Sponsoring Rep. Jay Roberts, R-Ocilla, said other local sales taxes used for property tax relief would increase to 1.25 percent from 1 percent on other purchases. Those sales taxes still couldn't be charged on fuel.
The substitute also eliminates language saying lawmakers intended for a new $200 charge on electric vehicle users to be used for transit. Roberts said there are questions about whether lawmakers can dedicate any funding without changing the state constitution.
The bill still would eliminate Georgia's tax credit of up to $5,000 for electric vehicle purchases.
Roberts said he expects the bill to wind up in a conference committee where members from the Senate and House can hash out their differences before the end of the 40-day session.
"We need to make sure that we bring in business and industry, that they will be able to get that product from point A to point B or that their employees will be able to get to and from work without having to sit in traffic for an extra hour, hour and a half a day," he said.
Lawmakers are under pressure from the state's business community and Gov. Nathan Deal to pay for transportation needs as less money comes from the federal government and motor fuel tax revenue drops due to more efficient cars.

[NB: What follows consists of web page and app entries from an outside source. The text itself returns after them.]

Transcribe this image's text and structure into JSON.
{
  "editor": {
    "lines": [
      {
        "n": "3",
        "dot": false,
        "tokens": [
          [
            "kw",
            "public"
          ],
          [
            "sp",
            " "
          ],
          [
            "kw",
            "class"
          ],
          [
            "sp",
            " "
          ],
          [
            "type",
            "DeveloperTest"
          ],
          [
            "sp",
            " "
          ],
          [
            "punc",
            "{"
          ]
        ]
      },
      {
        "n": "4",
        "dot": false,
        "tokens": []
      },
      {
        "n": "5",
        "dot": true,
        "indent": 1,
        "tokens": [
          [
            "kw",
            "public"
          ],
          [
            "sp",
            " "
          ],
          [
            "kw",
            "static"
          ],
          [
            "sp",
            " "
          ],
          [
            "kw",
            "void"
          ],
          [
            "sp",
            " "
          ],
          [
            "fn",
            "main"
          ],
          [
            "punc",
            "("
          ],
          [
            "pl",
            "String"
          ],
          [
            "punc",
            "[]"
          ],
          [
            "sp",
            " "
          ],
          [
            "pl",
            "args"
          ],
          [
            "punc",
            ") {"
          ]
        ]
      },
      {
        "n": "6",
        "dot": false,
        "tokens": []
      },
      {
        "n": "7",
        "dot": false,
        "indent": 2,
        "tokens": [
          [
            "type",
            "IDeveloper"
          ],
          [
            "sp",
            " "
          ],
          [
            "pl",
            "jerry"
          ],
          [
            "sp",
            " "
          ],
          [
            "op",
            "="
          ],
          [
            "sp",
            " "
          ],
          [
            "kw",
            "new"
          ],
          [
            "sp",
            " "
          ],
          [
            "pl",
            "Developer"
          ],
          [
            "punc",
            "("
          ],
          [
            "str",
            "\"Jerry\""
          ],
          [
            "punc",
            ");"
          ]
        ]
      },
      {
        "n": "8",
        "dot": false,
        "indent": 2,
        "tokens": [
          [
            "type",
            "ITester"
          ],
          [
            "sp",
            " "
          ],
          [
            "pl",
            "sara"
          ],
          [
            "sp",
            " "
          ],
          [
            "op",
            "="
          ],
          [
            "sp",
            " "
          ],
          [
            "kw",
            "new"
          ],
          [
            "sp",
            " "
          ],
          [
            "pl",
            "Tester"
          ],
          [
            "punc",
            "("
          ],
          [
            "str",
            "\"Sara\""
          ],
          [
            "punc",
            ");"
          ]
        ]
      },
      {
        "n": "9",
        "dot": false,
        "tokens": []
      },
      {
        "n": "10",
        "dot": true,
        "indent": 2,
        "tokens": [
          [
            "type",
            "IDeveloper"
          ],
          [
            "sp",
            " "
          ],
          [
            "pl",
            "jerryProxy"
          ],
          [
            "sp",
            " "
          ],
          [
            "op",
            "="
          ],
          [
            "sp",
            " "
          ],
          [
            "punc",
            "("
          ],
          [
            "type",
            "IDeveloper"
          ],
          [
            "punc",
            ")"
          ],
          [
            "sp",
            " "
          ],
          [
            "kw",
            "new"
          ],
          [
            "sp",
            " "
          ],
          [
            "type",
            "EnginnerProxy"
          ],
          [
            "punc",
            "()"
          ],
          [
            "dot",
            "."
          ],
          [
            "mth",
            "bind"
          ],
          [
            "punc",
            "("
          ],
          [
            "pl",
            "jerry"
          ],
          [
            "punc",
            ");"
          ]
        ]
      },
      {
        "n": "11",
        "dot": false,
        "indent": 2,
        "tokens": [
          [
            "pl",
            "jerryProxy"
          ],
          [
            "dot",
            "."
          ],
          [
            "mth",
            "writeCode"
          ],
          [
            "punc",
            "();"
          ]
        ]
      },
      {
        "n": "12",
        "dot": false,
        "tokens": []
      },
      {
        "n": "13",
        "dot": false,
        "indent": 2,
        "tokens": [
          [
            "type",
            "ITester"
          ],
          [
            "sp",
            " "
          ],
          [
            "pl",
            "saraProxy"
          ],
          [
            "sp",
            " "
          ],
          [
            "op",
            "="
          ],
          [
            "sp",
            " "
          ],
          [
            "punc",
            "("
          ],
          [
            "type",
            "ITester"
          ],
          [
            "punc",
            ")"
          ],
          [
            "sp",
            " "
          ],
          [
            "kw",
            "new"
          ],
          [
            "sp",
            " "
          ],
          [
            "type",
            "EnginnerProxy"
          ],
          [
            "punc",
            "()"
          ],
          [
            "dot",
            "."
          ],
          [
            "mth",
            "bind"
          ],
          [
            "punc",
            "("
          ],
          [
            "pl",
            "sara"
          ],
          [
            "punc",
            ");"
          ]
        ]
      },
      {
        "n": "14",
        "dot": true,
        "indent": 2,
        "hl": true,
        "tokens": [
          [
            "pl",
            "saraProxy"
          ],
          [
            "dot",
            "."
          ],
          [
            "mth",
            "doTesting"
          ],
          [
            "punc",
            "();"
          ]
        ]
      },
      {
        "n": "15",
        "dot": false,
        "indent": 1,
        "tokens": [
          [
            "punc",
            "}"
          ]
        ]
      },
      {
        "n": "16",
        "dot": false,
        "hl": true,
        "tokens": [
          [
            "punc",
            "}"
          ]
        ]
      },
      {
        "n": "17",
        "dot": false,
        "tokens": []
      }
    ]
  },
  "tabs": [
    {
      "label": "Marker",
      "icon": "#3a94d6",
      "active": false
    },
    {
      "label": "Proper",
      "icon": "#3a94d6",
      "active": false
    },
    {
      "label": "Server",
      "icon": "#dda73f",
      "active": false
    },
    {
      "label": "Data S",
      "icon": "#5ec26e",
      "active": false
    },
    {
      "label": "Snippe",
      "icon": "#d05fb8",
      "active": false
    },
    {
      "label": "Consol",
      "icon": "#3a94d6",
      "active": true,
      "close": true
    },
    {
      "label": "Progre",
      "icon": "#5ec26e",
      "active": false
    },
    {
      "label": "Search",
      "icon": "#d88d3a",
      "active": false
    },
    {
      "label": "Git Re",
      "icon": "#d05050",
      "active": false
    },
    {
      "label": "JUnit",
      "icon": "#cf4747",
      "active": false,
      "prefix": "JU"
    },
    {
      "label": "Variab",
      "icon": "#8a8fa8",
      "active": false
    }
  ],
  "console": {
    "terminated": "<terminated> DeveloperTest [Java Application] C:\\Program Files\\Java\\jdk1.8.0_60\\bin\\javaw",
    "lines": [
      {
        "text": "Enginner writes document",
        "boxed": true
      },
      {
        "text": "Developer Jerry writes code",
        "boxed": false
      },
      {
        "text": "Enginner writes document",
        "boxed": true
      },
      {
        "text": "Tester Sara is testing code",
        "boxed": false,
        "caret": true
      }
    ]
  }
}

A study committee found Georgia needs at least $1 billion more each year just to maintain its current roads and bridges.
Three members of the committee voted against the bill, including Rep. Tom McCall, R-Elberton. He asked Roberts whether organizations representing counties, cities and school boards were happy with the changes.
"I can tell you we've addressed a lot of their concerns, but I can't tell you they all have come out and endorsed this bill," Roberts said.